Exercise prompt
Print the records below exactly, and do not carry over any picture.

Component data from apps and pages
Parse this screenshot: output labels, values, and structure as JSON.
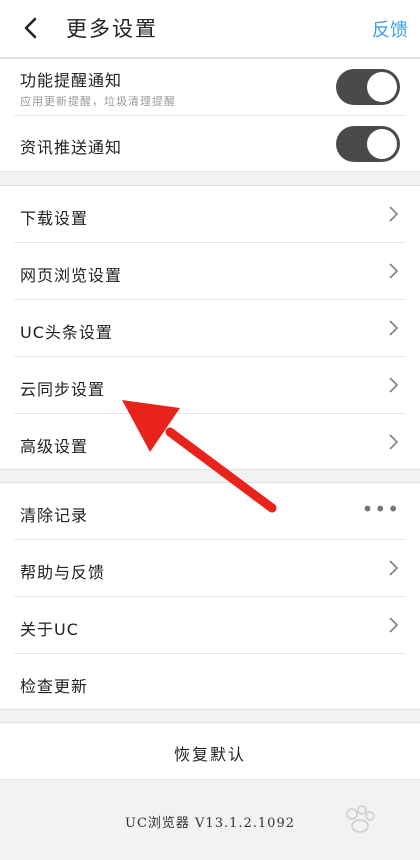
{
  "header": {
    "back_icon": "chevron-left-icon",
    "title": "更多设置",
    "feedback_label": "反馈"
  },
  "notifications": {
    "items": [
      {
        "label": "功能提醒通知",
        "sub": "应用更新提醒，垃圾清理提醒",
        "enabled": true
      },
      {
        "label": "资讯推送通知",
        "enabled": true
      }
    ]
  },
  "settings": {
    "items": [
      {
        "label": "下载设置"
      },
      {
        "label": "网页浏览设置"
      },
      {
        "label": "UC头条设置"
      },
      {
        "label": "云同步设置"
      },
      {
        "label": "高级设置"
      }
    ]
  },
  "misc": {
    "items": [
      {
        "label": "清除记录",
        "accessory": "more-dots-icon"
      },
      {
        "label": "帮助与反馈"
      },
      {
        "label": "关于UC"
      },
      {
        "label": "检查更新"
      }
    ]
  },
  "reset_label": "恢复默认",
  "version_text": "UC浏览器 V13.1.2.1092",
  "colors": {
    "accent": "#3b9ee8",
    "toggle_on": "#4a4a4a",
    "annotation_arrow": "#e8231c"
  }
}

Solution
Parse this screenshot: output labels, values, and structure as JSON.
{
  "header": {
    "back_icon": "chevron-left-icon",
    "title": "更多设置",
    "feedback_label": "反馈"
  },
  "notifications": {
    "items": [
      {
        "label": "功能提醒通知",
        "sub": "应用更新提醒，垃圾清理提醒",
        "enabled": true
      },
      {
        "label": "资讯推送通知",
        "enabled": true
      }
    ]
  },
  "settings": {
    "items": [
      {
        "label": "下载设置"
      },
      {
        "label": "网页浏览设置"
      },
      {
        "label": "UC头条设置"
      },
      {
        "label": "云同步设置"
      },
      {
        "label": "高级设置"
      }
    ]
  },
  "misc": {
    "items": [
      {
        "label": "清除记录",
        "accessory": "more-dots-icon"
      },
      {
        "label": "帮助与反馈"
      },
      {
        "label": "关于UC"
      },
      {
        "label": "检查更新"
      }
    ]
  },
  "reset_label": "恢复默认",
  "version_text": "UC浏览器 V13.1.2.1092",
  "colors": {
    "accent": "#3b9ee8",
    "toggle_on": "#4a4a4a",
    "annotation_arrow": "#e8231c"
  }
}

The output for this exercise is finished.